▼▼▼

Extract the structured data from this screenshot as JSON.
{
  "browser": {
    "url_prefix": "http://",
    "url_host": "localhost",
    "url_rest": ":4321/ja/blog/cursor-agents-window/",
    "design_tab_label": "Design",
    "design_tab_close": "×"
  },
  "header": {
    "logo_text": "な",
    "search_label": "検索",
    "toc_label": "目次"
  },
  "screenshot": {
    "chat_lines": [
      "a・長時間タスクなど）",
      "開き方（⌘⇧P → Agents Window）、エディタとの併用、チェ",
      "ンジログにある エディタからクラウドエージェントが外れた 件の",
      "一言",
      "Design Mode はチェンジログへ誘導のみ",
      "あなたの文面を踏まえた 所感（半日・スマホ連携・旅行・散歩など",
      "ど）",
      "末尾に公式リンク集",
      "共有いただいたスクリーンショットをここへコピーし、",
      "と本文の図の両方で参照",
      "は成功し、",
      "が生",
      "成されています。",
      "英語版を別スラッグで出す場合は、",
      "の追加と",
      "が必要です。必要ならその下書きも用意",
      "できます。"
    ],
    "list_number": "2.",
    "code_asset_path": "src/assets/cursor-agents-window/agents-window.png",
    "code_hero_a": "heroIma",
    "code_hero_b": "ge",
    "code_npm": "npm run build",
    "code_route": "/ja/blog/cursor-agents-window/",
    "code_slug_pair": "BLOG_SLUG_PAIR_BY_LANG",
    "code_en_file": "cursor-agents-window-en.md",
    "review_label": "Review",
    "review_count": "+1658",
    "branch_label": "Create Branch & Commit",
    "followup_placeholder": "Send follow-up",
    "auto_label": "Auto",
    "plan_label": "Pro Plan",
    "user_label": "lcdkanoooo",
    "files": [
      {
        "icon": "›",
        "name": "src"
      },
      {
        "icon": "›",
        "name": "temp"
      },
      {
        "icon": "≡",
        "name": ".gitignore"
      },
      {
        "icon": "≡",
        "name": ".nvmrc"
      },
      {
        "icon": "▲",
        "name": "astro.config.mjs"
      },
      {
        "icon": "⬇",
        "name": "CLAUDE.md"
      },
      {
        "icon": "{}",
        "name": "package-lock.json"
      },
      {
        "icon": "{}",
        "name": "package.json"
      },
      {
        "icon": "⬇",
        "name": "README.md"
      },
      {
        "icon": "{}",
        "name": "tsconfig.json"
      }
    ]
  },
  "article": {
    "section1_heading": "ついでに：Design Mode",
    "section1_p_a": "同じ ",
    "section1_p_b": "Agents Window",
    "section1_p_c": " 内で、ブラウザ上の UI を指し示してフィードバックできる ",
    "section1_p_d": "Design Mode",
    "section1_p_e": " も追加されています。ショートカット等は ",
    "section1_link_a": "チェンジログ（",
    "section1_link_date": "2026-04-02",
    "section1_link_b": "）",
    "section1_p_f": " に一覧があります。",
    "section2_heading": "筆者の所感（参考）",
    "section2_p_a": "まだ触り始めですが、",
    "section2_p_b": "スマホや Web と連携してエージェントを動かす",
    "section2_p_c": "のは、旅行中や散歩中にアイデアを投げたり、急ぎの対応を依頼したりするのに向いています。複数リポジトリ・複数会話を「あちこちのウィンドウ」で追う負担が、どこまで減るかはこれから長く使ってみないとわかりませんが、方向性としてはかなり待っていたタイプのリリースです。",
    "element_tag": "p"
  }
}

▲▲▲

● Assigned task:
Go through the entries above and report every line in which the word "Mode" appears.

● Solution for this exercise:
      "Design Mode はチェンジログへ誘導のみ",
    "section1_heading": "ついでに：Design Mode",
    "section1_p_d": "Design Mode",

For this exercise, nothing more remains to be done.